The foods at the market are changing. Soon the peaches and nectarines will turn mealy and we’ll have to give up on them. But happily there are already apples. Still lots of tomatoes and I have been given orders to make sauce. If I get it together, I will post a street style roundup on Friday. Until then…
As pretty as Minerve is, it has a dark, gruesome history. Back in June 1210, it was beseiged by the papal forces in the crusade against the Cathars. It was almost a year after the massacre at Béziers and the capitulation of Carcassonne, bigger towns about equidistant from Minerve. Refugees had fled to Minerve, which must have seemed like a safe place, nearly surrounded by sheer cliffs, the sole access by land guarded by a fortress. It was isolated, in the middle of nowhere, and so had been passed by during the original campaign.The leader of the crusade, Simon de Montfort, didn’t like having a refugee center around. He used Minerve’s natural defenses against it, setting up trébuchets on the opposite sides of the deep ravines that surround Minerve. He ordered Minerve to be destroyed. There’s a reconstruction of a trébuchet, dubbed Malvoisine, or Bad Neighbor, on the plateau opposite Minerve.What broke the Minervois, however, was that their access to their only well was cut off and it was summer–no rain to carry them over. The residents were given a chance to convert but only three did; 140 were burned at the stake, probably in the dry riverbed of the Cesse. It was the first collective stake burning of the crusade. They weren’t tied up but marched down rue des Martyrs (Martyr Street) and had to throw themselves into the pyre.
Good thing we aren’t so barbaric anymore, eh?
Today, Minerve is the picture of calm and charm.The rivers must be something when they are high.

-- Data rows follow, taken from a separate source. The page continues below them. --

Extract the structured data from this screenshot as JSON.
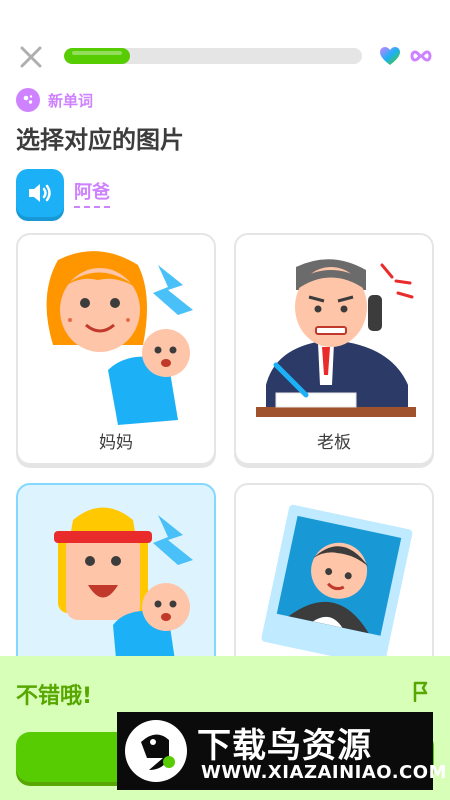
{
  "header": {
    "progress": 0.22,
    "close_icon": "close-icon",
    "hearts_icon": "heart-icon",
    "hearts_value_icon": "infinity-icon",
    "accent": "#58cc02"
  },
  "badge": {
    "icon": "sparkle-icon",
    "label": "新单词",
    "color": "#ce82ff"
  },
  "title": "选择对应的图片",
  "prompt": {
    "icon": "speaker-icon",
    "word": "阿爸"
  },
  "choices": [
    {
      "label": "妈妈",
      "selected": false
    },
    {
      "label": "老板",
      "selected": false
    },
    {
      "label": "",
      "selected": true
    },
    {
      "label": "",
      "selected": false
    }
  ],
  "feedback": {
    "text": "不错哦!",
    "icon": "flag-icon",
    "color": "#58a700",
    "bg": "#d7ffb8"
  },
  "watermark": {
    "title": "下载鸟资源",
    "url": "WWW.XIAZAINIAO.COM"
  }
}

Think of the force it took to carve these cliffs.
Not far away, not very well marked, is the Curiosité de Lauriole, which I have been dying to see. I don’t have good photos of it, because it’s something you have to see in person, though there are videos online. The road looks like it’s inclining ever so slightly, but in fact it’s going downhill.
I took a ball, but it failed miserably because of the wind. Then I put my car in the middle of the road, stopped completely and let my foot off the brake, expecting to roll gently forward. Instead, I rolled gently backward. I’m all in for cheap thrills.Back to Minerve. I appreciate a street with an archway. I always wonder about the title to the house that goes above it. How do they deal with the street part? The notaries of France must be very creative. When we were looking for property to buy, we visited a house in a little village where access to a bedroom was via a small door–so small that even a shortie like me had to bend way down. How would you even get a mattress in there? And to get to that room you had to go through another bedroom. Crazy.
But the craziest part was that I realized we were above a neighboring grange. Who owned the grange? Someone else. What if they wanted to tear it down? You couldn’t have the bedroom just hanging there, suspended in the air. That place was nuts in other ways, too. I wonder who ever bought it.
And we also saw a house, just next to la Cité of Carcassonne, where the bathroom was down some steps, kind of a half basement, under the neighbor’s house. I asked about it and the owners said, oh, the neighbors are nice. (My reaction: ?!?!?!?) The owners were a certain kind of French older couple you find in rustic places. They were dedicated smokers, both with voices of gravel. He wore a gold chain and pinkie ring. They loved Johnny Hallyday (the French Elvis) and had posters and “paintings” of him all over. One might have been velvet. I wonder whether they got to hear Johnny’s concert in Carcassonne–his last–just steps from their house. I think they sold before. We never know how close we came to having luck, do we? It’s one thing to be in the right place, but you also have to be there at the right time.